The ecumenical call in [the mid-20th century] was not for truth and salt; it was supremely for oneness: the greater the unity of ‘the Church’, it was confidently asserted, the stronger would be the impression made upon the world; and to attain that end churches should be inclusive and tolerant. But it has never been by putting unity first that the church has changed the world. At no point in church history has the mere unity of numbers ever made a transforming spiritual impression upon others. On the contrary, it was the very period known as ‘the dark ages’ that the Papacy could claim her greatest unity in western Europe.
Hall’s unity extends too far. “We’re coming together with as many people as possible who believe Jesus changes everything.” But believing Jesus changes everything is an insufficient basis for deep and lasting unity. I’m quite sure Satan himself agrees that Jesus changes everything! Hall’s unity extends a welcoming hand to those who deny the gospel of grace alone by faith alone in Christ alone. It denies or downplays crucial distinctions. It demands unity at the expense of the gospel. It extends so far that it will grant the pope the title of “His Holiness!” Yet as J.C. Ryle warned so many years ago, “Unity without the gospel is a worthless unity, it is the very unity of hell.” And “Unity which is obtained by the sacrifice of truth is worth nothing. It is not the unity which pleases God.” Hall’s kind of unity does not and cannot please God because it welcomes those who damage or destroy his gospel. Sadly, some disunity is good and necessary when it involves separation from those who deny what is most fundamental to the gospel.

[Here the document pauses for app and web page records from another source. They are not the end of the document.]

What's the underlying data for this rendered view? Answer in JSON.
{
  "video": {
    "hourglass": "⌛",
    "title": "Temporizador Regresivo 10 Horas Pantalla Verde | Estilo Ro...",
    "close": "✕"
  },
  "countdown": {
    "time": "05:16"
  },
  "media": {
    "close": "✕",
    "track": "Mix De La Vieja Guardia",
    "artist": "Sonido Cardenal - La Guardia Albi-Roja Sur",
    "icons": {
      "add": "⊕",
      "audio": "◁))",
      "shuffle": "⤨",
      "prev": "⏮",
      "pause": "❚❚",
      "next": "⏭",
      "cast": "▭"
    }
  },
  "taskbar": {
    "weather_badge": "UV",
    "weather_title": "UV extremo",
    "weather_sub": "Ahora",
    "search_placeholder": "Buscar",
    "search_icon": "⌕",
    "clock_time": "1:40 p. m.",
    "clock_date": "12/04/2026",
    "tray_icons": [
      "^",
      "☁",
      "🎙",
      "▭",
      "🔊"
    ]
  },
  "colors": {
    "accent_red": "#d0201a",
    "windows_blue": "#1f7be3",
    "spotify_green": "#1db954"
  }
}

I love Hall’s zeal for evangelism. I love his fervent prayer. I love his desire to see the church united. I love his heart to reach the Millennial generation. And make no mistake—his message is perfectly crafted for that generation. The message of “reset” resonates because who isn’t unhappy with some part of who they are or what they’ve done? Who doesn’t want a reset? “Together” resonates because who would advocate disunity or division? Combined, the two of them resonate because what young person isn’t enthusiastic enough to believe that simply gathering with a few hundred thousand others for some messages and rock concerts can actually change the world? Who wouldn’t want to be part of something so big and so exciting? But they don’t know that this has been tried before, and tried again, and tried again after that, and always found wanting.

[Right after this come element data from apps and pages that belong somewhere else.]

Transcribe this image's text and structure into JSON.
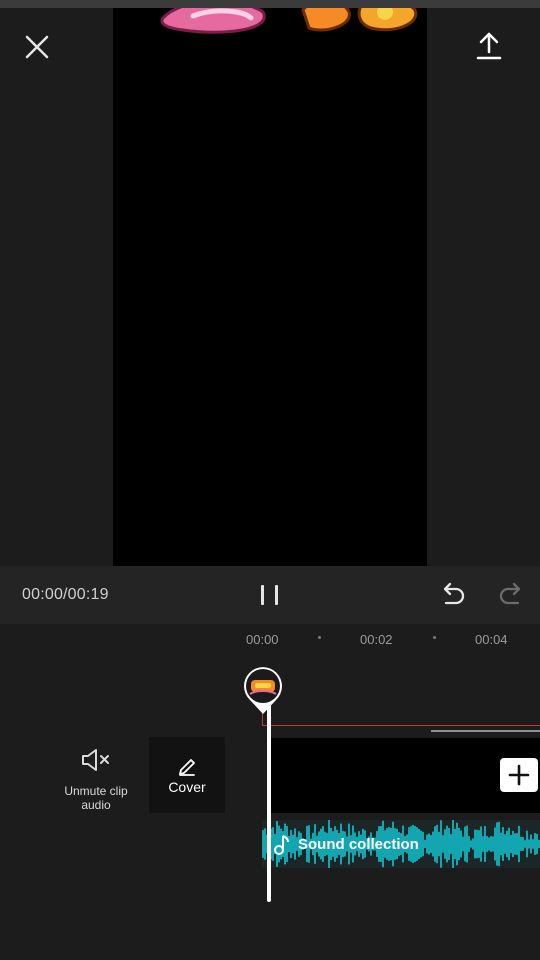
{
  "header": {
    "close_icon": "close-icon",
    "export_icon": "upload-icon"
  },
  "player": {
    "time_display": "00:00/00:19",
    "pause_icon": "pause-icon",
    "undo_icon": "undo-icon",
    "redo_icon": "redo-icon"
  },
  "timeline": {
    "ticks": [
      "00:00",
      "00:02",
      "00:04"
    ],
    "video_track_status": "playhead at start",
    "playhead_position_seconds": 0
  },
  "tools": {
    "audio_label": "Unmute clip audio",
    "cover_label": "Cover"
  },
  "audio_track": {
    "title": "Sound collection",
    "waveform_color": "#13a6b1"
  },
  "colors": {
    "background": "#1b1c1b",
    "controls_bar": "#232423",
    "accent_red": "#c7333a",
    "waveform": "#13a6b1"
  }
}
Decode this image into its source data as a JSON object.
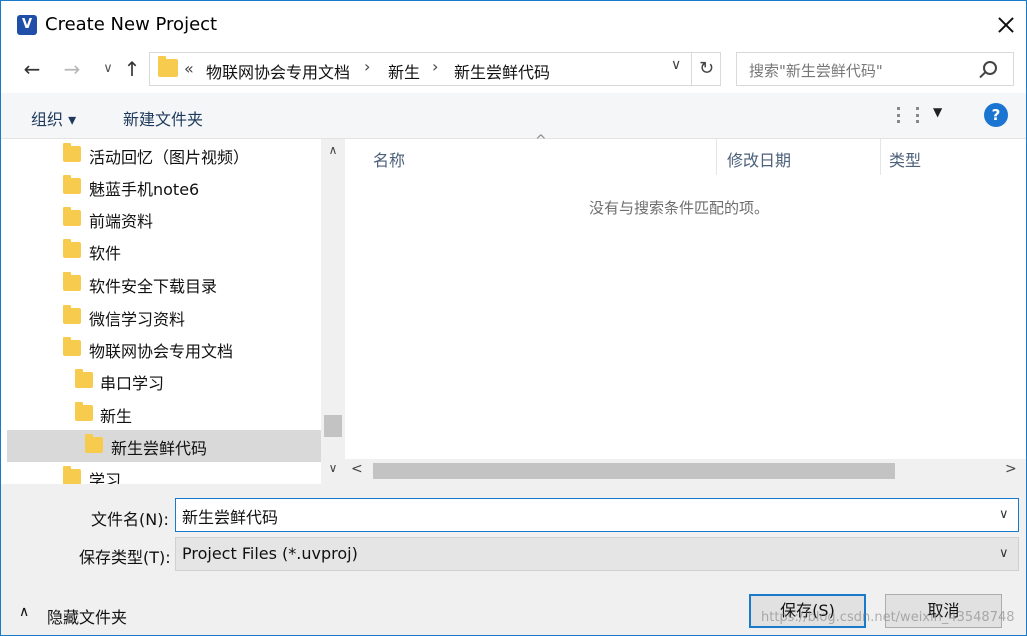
{
  "window": {
    "title": "Create New Project",
    "icon_label": "V"
  },
  "nav": {
    "back": "←",
    "forward": "→",
    "recent": "∨",
    "up": "↑"
  },
  "address": {
    "overflow": "«",
    "crumbs": [
      "物联网协会专用文档",
      "新生",
      "新生尝鲜代码"
    ],
    "separator": "›",
    "dropdown": "∨",
    "refresh": "↻"
  },
  "search": {
    "placeholder": "搜索\"新生尝鲜代码\""
  },
  "toolbar": {
    "organize_label": "组织 ▾",
    "new_folder_label": "新建文件夹",
    "view_caret": "▼",
    "help_label": "?"
  },
  "tree": {
    "items": [
      {
        "label": "活动回忆（图片视频）"
      },
      {
        "label": "魅蓝手机note6"
      },
      {
        "label": "前端资料"
      },
      {
        "label": "软件"
      },
      {
        "label": "软件安全下载目录"
      },
      {
        "label": "微信学习资料"
      },
      {
        "label": "物联网协会专用文档"
      },
      {
        "label": "串口学习"
      },
      {
        "label": "新生"
      },
      {
        "label": "新生尝鲜代码"
      },
      {
        "label": "学习"
      }
    ],
    "scroll_up": "∧",
    "scroll_down": "∨"
  },
  "files": {
    "columns": [
      "名称",
      "修改日期",
      "类型"
    ],
    "sort_indicator": "^",
    "empty_message": "没有与搜索条件匹配的项。",
    "scroll_left": "<",
    "scroll_right": ">"
  },
  "form": {
    "filename_label": "文件名(N):",
    "filename_value": "新生尝鲜代码",
    "filetype_label": "保存类型(T):",
    "filetype_value": "Project Files (*.uvproj)",
    "dropdown": "∨"
  },
  "footer": {
    "hide_folders_label": "隐藏文件夹",
    "hide_caret": "∧",
    "save_label": "保存(S)",
    "cancel_label": "取消",
    "watermark": "https://blog.csdn.net/weixin_43548748"
  }
}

None of this is to say that the event will be utterly fruitless. God works his miracle of salvation in a million different ways and he may just save his people–even many of his people–at Together 2016. I pray he does. But that alone cannot validate the event. I cannot endorse “reset” as the heart of the gospel. I cannot endorse Together 2016 as the fruit of the gospel. The first is sorely lacking and the second seriously misdirected. It may sound ironic or full-out fundamentalist, but I’d stay away from Together.